[Try it]
Repeat precisely the span of lines below that opens with the line containing "What's the underlying" and closes with the line containing "Transcribe this image's", both included.

[Material provided]
• • •
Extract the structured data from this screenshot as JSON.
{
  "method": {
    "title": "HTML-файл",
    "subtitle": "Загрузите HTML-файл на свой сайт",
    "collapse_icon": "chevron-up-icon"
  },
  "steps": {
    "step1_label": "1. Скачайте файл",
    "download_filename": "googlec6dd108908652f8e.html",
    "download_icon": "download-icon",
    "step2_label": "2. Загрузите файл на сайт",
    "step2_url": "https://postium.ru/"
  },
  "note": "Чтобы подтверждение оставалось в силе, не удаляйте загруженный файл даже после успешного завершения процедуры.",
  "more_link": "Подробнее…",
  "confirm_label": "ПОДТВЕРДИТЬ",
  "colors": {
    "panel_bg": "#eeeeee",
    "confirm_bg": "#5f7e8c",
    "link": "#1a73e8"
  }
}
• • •
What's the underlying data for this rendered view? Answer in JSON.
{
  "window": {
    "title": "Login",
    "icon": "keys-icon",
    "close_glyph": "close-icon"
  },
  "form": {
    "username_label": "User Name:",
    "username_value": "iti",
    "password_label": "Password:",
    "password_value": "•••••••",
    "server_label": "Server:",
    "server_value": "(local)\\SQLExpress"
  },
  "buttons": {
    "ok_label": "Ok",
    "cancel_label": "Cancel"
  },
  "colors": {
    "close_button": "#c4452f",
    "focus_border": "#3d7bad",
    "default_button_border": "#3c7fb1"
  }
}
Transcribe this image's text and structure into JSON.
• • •
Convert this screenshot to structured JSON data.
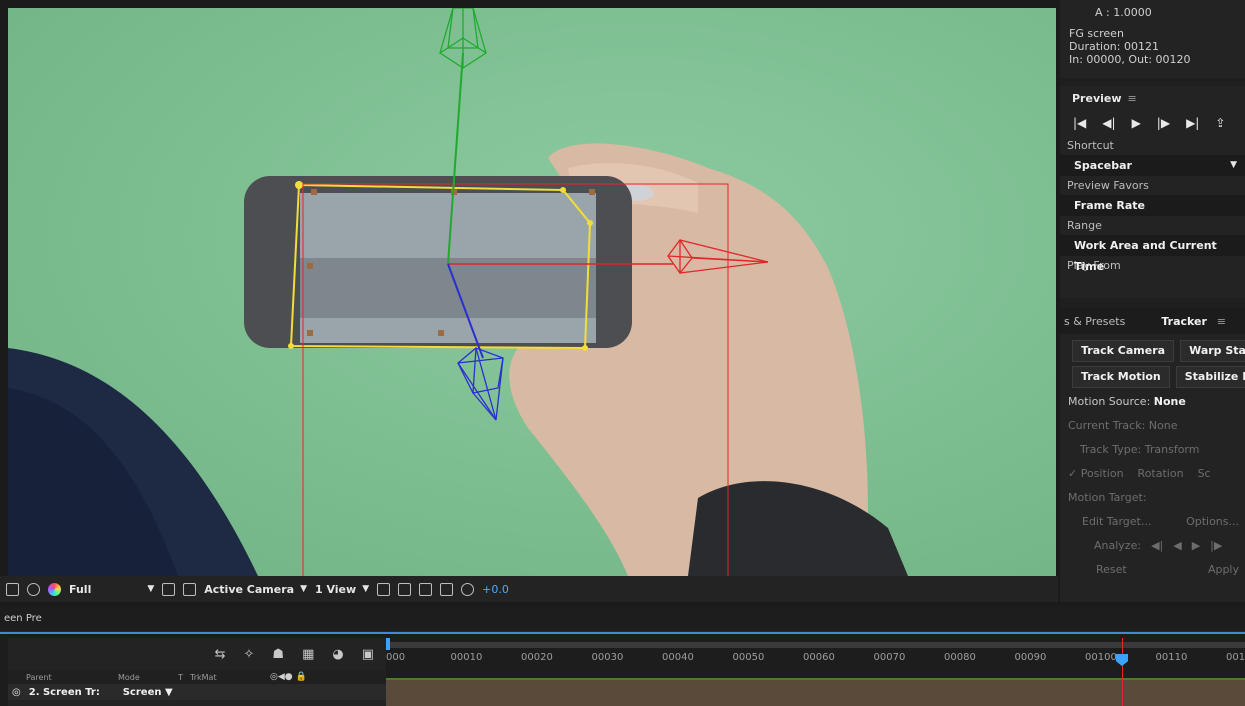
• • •
[Exercise output]
What's the underlying data for this rendered view? Answer in JSON.
{
  "window": {
    "title": "Login",
    "icon": "keys-icon",
    "close_glyph": "close-icon"
  },
  "form": {
    "username_label": "User Name:",
    "username_value": "iti",
    "password_label": "Password:",
    "password_value": "•••••••",
    "server_label": "Server:",
    "server_value": "(local)\\SQLExpress"
  },
  "buttons": {
    "ok_label": "Ok",
    "cancel_label": "Cancel"
  },
  "colors": {
    "close_button": "#c4452f",
    "focus_border": "#3d7bad",
    "default_button_border": "#3c7fb1"
  }
}
Transcribe this image's text and structure into JSON.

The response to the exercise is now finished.